The Dec. 10 article stating that Clark County ranks as the nation’s sixth-largest “water hog” is wildly misleading, because it doesn’t disclose the qualifying restrictions in the study by the Center for Biological Diversity (“Clark County ranks high on ‘water hogs’ list”).
Using the U.S. Geological Survey water usage data, a correct statement would be: “Of the 40 counties in the nation with populations of more than 1 million, Clark County ranks sixth in per-capita domestic water consumption.” The “study” considered only the most populous counties (arbitrarily defined as populations greater than 1 million) and only domestic water consumption, which excludes usage for agriculture, industrial, mining and power generation. Neither of these qualifications was mentioned in the article.
Addressing the first omission, based on population, the 40 largest counties in the country represent only about a quarter of the nation’s population. For instance, looking at counties with populations greater than 400,000 (covering half of the country’s population) reveals that Clark County uses less water per person for domestic consumption than nearby Washoe County, home to Reno (143 versus 129 gallons per person per day).
Also, some real water hogs with greater per-capita domestic consumption than Clark County in wet areas include Montgomery County, Md. (204 gallons per person per day), East Baton Rouge Parish, La. (144 gallons per person per day) and Honolulu County, Hawaii (144 gallons per person per day). The average domestic water consumption for the nation is 88 gallons per person per day. With no restriction on population, Clark County ranks 291 out of 3,224 counties in domestic per-capita water usage.
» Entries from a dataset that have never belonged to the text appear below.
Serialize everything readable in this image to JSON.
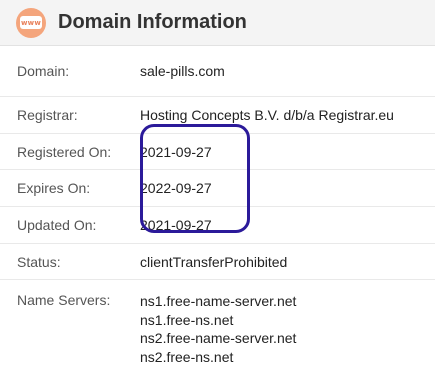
{
  "header": {
    "icon": "www-icon",
    "icon_text": "www",
    "title": "Domain Information",
    "accent_color": "#f4a57c"
  },
  "rows": {
    "domain": {
      "label": "Domain:",
      "value": "sale-pills.com"
    },
    "registrar": {
      "label": "Registrar:",
      "value": "Hosting Concepts B.V. d/b/a Registrar.eu"
    },
    "registered_on": {
      "label": "Registered On:",
      "value": "2021-09-27"
    },
    "expires_on": {
      "label": "Expires On:",
      "value": "2022-09-27"
    },
    "updated_on": {
      "label": "Updated On:",
      "value": "2021-09-27"
    },
    "status": {
      "label": "Status:",
      "value": "clientTransferProhibited"
    },
    "name_servers": {
      "label": "Name Servers:",
      "values": [
        "ns1.free-name-server.net",
        "ns1.free-ns.net",
        "ns2.free-name-server.net",
        "ns2.free-ns.net"
      ]
    }
  },
  "annotation": {
    "color": "#2b1a9a"
  }
}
The situation is very different looking at total water consumption, including agriculture, industrial, mining and power generation. The focus on domestic consumption is myopic because nationally, domestic consumption accounts for only 8 percent of total freshwater consumption. Clark County ranks 1,965 out of 3,224 counties in total per-capita water usage. Indeed, Clark County ranks only eighth among counties named “Clark” in the United States.
Using a modest amount of water, Clark County provides a beautiful home to 2 million people and a vacation playland for the world. Misleading, biased “studies” don’t deserve to be published in our fine city’s newspaper.
Even though I am a liberal Democrat, as a 20-year reader of the Review-Journal, I feel it is our newspaper, as it is the only daily available. Over the years, I have almost never agreed with the editorial page, but have appreciated that the general news presented has been fair and balanced.
I am disturbed that the Adelson family statement made no pledge to allow the news to continue to be fair. I do not understand why the Adelsons did not disclose their ownership right away. It appears they only did so under pressure from outside sources. The family member hanging up on a Review-Journal reporter is also disturbing.
All in all, it does not give me a feeling of confidence that your newspaper will continue to be one I enjoy reading. But I am willing to wait it out and see if the R-J is allowed to maintain journalistic independence.